Emma Francis is enrolled in the current Specialized High Skills Major in agriculture at Mitchell District High School and is doing her co-op placement at a sheep farm. Photo: Courtesy Sandi Brock
by Stew Slater Contributor FARMtario
A new, more immersive high skills major in agriculture will bring secondary school students from across the Avon Maitland school board to one location, to study with students with a similar interest.
Why it matters: High skills majors have been around since 2006, including some in agriculture, but they still struggle to get enough students to stay with the program long enough. The program was thought to be a way to help alleviate the many agriculture jobs going unfilled.
Jodie Baker, a superintendent at the Avon Maitland District School Board who oversees Specialized High Skills Majors (SHSMs) in nine secondary schools in Huron and Perth counties, says challenges with the program include that one high school can only offer a small number of specialties and that as students complete the requirements over a span of two or even three years, some lose interest in meeting those requirements.
With those limitations in mind, Baker spearheaded key changes to an agriculture-themed SHSM at Mitchell District High School (MDHS), scheduled to start next September with a pilot project. She and her team began promoting the pilot project last month to Grade 10 students – at all of the board’s nine secondary schools.
Here is what secondary school students have to take to receive the SHSM designation:
- School administrators make available what are referred to as a “bundle” of Grade 11 and Grade 12 credits.
- Four courses specific to the sector, three required courses from the Ontario curriculum in English, Mathematics, and a choice of Business or Science, as well as two cooperative (Co-op) education credits tied to the sector.
- Students must also complete six sector-recognized certifications and/or training courses, and what are officially referred to on the Ministry of Education website as “Reach Ahead experiences” connected with the student’s post-secondary plans.
The Avon Maitland board, which covers the leading agriculture counties of Huron and Perth, only has one high skills major available now – at Mitchell. Students in the pilot program entering Grade 11 would spend the entire fall semester in the classroom, securing the four sector-specific credits. They would then either remain at MDHS (if they were originally students at the school) or return to their home school to complete the program’s other requirements.
The red seal on an Ontario secondary school diploma indicates a graduate from one of the high skills majors programs.
Photo: Stew Slater

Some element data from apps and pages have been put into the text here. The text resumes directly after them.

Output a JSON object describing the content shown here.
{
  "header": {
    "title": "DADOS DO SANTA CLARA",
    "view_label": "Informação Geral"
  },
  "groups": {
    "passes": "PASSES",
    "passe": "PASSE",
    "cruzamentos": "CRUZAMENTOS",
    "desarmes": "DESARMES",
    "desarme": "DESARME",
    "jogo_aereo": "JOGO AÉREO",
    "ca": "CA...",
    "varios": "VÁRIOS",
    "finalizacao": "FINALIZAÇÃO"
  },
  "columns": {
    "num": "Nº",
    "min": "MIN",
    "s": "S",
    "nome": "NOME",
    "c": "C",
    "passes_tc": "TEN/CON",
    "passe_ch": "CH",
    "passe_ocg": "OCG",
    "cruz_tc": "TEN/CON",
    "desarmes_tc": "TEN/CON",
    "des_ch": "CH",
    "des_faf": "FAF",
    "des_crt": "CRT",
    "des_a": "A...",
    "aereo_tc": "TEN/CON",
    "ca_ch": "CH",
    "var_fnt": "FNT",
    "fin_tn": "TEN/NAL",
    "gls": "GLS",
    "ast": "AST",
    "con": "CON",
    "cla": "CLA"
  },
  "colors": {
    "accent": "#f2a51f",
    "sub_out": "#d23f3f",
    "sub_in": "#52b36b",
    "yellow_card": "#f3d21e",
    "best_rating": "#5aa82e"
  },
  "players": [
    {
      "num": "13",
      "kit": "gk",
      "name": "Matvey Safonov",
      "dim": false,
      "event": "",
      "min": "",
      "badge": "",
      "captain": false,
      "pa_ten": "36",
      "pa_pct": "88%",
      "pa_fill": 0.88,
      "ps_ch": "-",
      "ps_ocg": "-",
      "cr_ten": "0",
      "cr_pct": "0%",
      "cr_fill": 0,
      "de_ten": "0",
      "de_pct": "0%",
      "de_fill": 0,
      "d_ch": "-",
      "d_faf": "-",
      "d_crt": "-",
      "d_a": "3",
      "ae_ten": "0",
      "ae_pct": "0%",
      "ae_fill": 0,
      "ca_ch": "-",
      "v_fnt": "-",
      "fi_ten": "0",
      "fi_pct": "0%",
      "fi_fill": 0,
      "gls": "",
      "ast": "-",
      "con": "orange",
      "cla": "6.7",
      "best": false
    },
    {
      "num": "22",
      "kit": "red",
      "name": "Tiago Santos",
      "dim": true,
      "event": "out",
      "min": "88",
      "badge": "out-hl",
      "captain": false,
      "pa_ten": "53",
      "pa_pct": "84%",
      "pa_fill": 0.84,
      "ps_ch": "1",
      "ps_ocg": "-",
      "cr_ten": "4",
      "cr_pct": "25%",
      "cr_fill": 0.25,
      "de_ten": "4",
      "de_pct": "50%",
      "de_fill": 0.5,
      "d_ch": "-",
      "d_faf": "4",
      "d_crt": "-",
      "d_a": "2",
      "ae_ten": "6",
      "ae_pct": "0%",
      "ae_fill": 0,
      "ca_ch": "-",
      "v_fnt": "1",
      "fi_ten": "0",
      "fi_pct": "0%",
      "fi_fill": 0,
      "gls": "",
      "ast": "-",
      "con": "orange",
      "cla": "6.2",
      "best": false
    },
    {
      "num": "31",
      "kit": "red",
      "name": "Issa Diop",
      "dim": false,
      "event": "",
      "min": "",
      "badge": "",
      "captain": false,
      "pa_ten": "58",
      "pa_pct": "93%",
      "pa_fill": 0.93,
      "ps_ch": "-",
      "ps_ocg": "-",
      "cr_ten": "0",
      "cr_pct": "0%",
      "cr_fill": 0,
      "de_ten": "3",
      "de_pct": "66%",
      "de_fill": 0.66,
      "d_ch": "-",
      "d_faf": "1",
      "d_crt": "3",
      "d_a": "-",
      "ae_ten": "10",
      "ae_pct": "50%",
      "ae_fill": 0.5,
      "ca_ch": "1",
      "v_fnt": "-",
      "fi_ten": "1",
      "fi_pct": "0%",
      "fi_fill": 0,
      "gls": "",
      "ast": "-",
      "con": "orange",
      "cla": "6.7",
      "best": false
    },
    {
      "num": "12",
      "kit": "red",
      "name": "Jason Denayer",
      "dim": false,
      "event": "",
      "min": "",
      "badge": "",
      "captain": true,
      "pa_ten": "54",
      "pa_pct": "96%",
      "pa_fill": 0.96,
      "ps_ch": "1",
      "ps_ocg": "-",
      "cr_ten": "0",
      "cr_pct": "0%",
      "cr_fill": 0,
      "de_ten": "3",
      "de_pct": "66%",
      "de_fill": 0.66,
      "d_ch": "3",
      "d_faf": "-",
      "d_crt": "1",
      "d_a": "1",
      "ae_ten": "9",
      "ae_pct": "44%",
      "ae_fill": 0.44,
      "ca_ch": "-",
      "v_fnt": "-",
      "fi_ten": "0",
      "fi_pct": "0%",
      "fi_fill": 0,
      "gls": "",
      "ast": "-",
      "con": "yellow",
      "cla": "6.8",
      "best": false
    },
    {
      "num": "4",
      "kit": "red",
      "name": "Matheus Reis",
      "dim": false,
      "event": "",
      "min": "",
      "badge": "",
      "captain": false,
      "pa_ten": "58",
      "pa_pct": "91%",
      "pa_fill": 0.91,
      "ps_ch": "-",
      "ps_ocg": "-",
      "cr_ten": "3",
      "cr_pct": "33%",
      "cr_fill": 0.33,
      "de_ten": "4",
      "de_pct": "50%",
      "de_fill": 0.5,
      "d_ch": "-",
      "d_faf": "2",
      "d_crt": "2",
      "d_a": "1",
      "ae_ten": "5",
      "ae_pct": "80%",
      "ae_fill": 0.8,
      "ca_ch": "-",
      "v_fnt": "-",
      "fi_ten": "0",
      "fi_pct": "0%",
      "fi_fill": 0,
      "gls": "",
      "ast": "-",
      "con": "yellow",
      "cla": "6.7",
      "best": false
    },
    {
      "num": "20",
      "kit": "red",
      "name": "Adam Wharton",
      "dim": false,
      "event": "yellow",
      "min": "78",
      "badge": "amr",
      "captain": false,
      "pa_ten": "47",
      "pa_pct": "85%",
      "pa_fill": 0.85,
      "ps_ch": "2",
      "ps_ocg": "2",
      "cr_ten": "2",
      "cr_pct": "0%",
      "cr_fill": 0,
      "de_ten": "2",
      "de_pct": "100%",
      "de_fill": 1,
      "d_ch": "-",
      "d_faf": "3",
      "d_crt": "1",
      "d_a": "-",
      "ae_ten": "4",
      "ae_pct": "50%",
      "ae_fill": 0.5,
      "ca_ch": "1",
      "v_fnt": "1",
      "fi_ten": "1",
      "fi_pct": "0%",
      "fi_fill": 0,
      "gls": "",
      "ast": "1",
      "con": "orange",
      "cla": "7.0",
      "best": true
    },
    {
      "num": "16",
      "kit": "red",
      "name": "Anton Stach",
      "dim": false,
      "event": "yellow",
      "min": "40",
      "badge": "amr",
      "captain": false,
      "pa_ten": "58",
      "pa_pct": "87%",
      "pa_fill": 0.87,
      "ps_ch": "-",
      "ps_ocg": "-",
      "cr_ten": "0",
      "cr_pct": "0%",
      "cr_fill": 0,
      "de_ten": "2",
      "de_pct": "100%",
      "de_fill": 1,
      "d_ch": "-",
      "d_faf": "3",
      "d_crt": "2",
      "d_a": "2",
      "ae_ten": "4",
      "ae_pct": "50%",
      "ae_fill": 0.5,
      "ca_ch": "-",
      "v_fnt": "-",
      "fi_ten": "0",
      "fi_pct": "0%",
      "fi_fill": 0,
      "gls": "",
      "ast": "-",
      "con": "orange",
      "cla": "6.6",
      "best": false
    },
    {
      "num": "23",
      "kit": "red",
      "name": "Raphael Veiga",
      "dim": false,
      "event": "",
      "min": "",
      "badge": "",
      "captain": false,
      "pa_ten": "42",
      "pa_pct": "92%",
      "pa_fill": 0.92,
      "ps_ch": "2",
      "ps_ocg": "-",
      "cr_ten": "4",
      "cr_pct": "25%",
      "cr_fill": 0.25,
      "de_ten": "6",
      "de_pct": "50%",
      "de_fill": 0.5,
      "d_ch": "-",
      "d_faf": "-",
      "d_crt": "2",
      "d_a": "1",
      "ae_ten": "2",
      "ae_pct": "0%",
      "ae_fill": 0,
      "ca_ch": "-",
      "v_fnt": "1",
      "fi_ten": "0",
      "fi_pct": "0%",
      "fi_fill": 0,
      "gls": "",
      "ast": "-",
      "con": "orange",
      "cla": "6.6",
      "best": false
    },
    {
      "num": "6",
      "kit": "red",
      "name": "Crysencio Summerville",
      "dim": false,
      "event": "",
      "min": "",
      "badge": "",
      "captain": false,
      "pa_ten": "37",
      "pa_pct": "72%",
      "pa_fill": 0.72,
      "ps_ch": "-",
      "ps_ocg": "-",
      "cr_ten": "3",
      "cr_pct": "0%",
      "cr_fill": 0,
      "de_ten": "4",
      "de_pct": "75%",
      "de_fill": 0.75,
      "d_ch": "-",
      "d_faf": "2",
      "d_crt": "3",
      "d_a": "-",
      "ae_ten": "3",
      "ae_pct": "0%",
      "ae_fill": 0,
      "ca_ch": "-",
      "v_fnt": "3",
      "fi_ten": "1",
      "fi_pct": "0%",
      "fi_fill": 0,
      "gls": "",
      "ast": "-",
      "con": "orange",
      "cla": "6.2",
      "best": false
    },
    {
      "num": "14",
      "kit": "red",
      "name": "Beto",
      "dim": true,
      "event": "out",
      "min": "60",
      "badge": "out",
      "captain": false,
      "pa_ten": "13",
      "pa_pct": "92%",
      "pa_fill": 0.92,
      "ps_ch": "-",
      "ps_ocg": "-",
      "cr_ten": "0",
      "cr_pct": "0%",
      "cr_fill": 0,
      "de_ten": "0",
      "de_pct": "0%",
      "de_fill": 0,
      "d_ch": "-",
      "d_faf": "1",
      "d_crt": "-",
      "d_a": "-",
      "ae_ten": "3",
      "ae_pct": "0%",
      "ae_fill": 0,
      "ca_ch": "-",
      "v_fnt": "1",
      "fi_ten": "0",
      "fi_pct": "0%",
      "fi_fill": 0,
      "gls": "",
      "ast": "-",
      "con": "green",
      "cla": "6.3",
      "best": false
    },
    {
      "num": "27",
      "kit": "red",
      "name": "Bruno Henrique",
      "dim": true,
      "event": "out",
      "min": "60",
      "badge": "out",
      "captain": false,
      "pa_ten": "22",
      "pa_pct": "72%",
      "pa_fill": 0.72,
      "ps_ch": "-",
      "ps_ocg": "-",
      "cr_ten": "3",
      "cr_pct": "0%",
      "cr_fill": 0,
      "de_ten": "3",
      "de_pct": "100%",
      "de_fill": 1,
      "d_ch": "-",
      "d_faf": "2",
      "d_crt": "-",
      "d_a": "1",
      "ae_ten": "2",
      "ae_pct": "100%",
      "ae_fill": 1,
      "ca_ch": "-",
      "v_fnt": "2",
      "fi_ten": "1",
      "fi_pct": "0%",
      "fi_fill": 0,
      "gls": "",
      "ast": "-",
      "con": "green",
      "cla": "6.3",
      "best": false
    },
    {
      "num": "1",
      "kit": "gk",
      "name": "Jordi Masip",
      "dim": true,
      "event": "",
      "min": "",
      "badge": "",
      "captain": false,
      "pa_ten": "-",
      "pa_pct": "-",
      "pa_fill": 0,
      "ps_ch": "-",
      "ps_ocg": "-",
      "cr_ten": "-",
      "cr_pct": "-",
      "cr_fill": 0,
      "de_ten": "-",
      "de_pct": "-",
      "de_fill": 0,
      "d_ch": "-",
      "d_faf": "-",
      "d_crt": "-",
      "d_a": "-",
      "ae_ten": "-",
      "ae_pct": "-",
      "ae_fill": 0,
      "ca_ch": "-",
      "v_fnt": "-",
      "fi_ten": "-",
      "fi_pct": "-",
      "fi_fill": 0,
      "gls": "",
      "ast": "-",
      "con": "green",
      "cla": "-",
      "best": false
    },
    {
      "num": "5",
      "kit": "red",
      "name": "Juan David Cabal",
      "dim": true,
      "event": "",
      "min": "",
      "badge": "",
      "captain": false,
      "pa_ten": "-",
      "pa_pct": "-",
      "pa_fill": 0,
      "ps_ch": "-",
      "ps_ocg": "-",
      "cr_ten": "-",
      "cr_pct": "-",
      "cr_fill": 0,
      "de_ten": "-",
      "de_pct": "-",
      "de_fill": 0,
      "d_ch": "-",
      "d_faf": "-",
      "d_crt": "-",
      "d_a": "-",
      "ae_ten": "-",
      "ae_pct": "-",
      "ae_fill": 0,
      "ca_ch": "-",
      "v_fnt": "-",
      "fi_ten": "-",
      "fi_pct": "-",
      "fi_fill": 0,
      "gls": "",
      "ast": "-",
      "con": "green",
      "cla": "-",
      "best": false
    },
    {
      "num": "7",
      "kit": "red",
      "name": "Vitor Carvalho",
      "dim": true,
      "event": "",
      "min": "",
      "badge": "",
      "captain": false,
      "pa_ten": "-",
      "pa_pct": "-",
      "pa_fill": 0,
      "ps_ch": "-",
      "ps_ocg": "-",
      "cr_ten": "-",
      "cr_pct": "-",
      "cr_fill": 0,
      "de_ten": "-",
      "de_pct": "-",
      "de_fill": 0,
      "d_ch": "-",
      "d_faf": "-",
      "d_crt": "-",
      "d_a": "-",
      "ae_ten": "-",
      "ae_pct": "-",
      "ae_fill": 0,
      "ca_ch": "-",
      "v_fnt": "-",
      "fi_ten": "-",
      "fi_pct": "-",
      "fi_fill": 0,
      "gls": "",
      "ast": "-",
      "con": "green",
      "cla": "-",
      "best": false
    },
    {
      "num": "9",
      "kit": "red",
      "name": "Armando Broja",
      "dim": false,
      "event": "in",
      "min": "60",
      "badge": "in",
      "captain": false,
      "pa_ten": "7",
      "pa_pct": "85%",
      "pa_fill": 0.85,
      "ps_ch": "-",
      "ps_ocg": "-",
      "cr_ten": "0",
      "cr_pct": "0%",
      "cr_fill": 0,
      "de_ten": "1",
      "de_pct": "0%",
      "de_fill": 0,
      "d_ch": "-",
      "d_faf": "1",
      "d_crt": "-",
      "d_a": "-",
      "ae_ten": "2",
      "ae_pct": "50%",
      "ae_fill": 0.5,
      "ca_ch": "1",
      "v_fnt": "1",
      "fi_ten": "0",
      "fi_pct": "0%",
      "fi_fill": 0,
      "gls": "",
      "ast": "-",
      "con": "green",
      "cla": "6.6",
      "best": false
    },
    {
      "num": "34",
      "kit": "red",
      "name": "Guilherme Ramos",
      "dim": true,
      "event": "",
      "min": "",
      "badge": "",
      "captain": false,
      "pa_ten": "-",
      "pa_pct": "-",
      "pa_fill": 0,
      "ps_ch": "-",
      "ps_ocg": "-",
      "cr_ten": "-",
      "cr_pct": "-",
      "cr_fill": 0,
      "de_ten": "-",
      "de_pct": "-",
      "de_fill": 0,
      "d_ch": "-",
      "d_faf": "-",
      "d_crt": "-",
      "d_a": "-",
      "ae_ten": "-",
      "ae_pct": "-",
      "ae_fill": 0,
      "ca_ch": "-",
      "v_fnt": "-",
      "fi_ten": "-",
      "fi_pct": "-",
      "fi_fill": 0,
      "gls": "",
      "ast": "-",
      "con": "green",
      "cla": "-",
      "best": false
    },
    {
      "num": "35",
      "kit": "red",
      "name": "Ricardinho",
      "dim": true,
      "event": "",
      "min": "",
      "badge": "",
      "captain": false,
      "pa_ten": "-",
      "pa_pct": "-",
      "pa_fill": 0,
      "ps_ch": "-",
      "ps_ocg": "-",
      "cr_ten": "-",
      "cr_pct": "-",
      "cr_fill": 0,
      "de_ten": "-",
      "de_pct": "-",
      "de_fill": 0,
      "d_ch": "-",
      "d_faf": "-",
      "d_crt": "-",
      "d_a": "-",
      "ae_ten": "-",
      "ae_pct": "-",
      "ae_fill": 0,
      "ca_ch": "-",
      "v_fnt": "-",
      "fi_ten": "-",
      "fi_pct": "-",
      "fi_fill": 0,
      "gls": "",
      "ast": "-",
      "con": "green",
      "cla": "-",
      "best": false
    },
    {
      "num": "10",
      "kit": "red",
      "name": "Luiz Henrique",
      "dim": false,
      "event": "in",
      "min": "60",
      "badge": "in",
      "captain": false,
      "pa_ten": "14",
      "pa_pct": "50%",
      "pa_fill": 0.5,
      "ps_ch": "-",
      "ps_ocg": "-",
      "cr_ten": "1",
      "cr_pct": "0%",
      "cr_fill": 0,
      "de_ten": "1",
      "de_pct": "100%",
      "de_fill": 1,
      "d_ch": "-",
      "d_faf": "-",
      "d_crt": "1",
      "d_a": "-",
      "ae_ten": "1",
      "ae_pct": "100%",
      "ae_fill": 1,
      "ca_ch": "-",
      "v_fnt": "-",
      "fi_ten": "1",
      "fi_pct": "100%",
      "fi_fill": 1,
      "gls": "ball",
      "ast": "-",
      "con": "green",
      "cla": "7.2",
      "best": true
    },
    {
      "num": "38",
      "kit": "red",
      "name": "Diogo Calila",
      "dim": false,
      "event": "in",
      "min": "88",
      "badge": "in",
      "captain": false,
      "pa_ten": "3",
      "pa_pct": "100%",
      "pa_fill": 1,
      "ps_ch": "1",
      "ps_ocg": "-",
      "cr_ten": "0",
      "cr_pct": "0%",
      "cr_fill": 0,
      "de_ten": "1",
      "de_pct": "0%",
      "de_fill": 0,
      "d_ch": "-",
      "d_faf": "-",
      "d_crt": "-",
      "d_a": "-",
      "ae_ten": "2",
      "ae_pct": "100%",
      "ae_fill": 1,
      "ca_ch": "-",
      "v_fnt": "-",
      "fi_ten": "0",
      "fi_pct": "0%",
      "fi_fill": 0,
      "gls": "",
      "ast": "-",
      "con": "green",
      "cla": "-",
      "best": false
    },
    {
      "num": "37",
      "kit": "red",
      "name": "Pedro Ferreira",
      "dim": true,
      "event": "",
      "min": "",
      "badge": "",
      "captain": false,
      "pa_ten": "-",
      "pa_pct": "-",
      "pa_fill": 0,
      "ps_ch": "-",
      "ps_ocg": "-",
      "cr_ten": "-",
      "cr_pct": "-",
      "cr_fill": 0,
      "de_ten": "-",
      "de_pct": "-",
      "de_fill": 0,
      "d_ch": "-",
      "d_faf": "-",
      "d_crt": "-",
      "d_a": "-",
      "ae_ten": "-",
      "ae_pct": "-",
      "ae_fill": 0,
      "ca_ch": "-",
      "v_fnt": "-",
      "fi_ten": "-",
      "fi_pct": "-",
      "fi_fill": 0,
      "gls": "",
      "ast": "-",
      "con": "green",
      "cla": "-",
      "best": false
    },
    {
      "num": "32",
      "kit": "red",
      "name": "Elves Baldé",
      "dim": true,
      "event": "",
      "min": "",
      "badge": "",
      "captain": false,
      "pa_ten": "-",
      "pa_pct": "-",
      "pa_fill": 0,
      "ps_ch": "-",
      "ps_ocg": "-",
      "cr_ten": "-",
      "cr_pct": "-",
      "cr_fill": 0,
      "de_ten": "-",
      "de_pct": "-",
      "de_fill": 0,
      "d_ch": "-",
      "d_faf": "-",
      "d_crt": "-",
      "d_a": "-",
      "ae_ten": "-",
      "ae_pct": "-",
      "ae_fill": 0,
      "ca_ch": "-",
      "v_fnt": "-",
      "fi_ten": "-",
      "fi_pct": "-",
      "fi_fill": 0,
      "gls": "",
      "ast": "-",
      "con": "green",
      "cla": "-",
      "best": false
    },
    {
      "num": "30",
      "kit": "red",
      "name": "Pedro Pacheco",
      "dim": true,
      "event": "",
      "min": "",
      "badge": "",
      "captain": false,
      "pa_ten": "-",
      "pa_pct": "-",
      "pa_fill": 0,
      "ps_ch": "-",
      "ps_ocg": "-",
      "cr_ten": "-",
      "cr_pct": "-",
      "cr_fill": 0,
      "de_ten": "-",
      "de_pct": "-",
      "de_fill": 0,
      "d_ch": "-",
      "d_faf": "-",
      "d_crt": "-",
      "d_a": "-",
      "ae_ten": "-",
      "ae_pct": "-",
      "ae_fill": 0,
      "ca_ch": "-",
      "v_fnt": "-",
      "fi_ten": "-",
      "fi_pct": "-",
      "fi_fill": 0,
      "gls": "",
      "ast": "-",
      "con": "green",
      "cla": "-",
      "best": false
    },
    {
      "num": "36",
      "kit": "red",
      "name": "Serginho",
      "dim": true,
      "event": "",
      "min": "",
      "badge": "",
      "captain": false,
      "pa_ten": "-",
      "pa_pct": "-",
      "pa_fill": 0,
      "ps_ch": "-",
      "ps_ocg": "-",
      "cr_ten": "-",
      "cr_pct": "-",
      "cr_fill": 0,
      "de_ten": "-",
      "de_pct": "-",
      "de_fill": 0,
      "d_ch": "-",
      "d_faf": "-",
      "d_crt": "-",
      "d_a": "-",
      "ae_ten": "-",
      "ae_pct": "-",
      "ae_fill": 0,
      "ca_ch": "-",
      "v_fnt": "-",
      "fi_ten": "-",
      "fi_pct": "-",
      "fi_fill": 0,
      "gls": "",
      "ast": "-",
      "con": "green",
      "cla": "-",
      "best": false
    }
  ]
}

Transportation to Mitchell will be included as part of the funding from the board.
“Yes, there’s obviously an interest in agriculture and farming at other schools in the board. But each school can only have a certain number of SHSMs,” explained MDHS teacher Nick Keller — who coordinates the day-to-day workings of the school’s Agriculture SHSM.
Through her years at the Avon Maitland headquarters, Baker – also a former MDHS principal — has spoken to education ministry representatives about the limitations of the model.

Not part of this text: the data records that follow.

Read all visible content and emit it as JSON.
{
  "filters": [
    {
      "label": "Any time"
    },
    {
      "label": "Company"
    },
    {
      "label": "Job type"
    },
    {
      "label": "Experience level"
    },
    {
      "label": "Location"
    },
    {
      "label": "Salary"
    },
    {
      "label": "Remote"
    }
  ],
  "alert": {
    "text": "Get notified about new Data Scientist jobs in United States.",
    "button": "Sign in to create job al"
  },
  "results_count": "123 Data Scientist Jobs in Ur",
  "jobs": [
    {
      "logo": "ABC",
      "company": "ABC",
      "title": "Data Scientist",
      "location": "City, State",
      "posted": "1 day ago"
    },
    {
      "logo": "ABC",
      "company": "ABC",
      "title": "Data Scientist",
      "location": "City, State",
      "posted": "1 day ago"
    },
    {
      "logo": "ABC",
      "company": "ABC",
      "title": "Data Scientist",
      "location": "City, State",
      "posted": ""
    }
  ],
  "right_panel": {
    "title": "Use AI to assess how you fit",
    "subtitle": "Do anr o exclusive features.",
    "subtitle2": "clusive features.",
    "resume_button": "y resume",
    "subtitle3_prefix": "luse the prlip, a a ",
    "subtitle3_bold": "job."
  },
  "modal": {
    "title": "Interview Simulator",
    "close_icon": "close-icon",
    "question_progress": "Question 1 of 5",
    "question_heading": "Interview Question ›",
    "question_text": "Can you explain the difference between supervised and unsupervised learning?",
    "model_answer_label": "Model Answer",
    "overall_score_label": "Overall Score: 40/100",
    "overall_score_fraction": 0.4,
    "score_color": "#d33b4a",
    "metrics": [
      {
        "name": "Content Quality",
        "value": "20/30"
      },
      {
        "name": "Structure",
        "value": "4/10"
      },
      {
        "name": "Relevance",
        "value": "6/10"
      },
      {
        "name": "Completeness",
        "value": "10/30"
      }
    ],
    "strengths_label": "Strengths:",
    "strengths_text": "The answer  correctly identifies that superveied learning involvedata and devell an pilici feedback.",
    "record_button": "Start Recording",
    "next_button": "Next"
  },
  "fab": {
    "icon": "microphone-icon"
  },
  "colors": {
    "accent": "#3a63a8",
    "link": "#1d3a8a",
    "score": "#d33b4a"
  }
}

She also considered the benefits of a more “immersive” approach, through which SHSM students aren’t simply placed in regular-stream math, science or business courses and offered occasional sector-specific lessons, but rather spend the entire term studying math or business with a sector focus.
Emma Francis entered Grade 11 one year too early to be part of next fall’s pilot project. The Monkton-area resident, whose family operates a cash crop farm, began completing requirements of MDHS’s Agriculture SHSM in September, 2017, and now this semester is spending 2 ½ hours every school-day morning completing her co-op placement at Sandi Brock’s Staffa-area sheep farm.
“I’ve always been interested in animals, and I wanted to see if it might be something I would like doing,” Francis said.
Emma Francis is enrolled in the current Specialized High Skills Major in agriculture at Mitchell District High School.
Photo: Stew Slater
Community support is also essential for helping students meet the co-op requirements. Placements are typically offered in the form of either full-day or half-day credits. And the placements don’t necessarily have to fit into the 8:45-2:50 timeline of the school day.
“Our students don’t worry about having to get up and milk cows early in the morning,” Keller said. “We’ve got a great work ethic among our students.”
This program ties into the “Opportunity 2020” report published last year through the support of the municipalities within Perth County, the provincial government, and various social service agencies including the two main publicly funded school boards.
The report cites “a lack of awareness and misperceptions regarding the nature and importance of agricultural occupations, particularly among youth,” along with a concern among agriculture-sector employers about “a need to highlight the appealing aspects of agriculture not only as a job but also, as…a career path.”
“This program fits right in with that,” Baker said, adding she recently met with a group of Grade 9 students and showed them a resume from a student who had graduated with an Agriculture SHSM designation. It included the certifications and training undertaken by the student as part of the program. “I said, if you were the employer, who would you want to hire, based on the first glance at the resumes?”
The answer, Baker believes, was clear. And, with the planned enhancements to Mitchel District High School’s Agriculture SHSM for next fall, she hopes even more Grade 11 students from a wider region will take advantage of the program.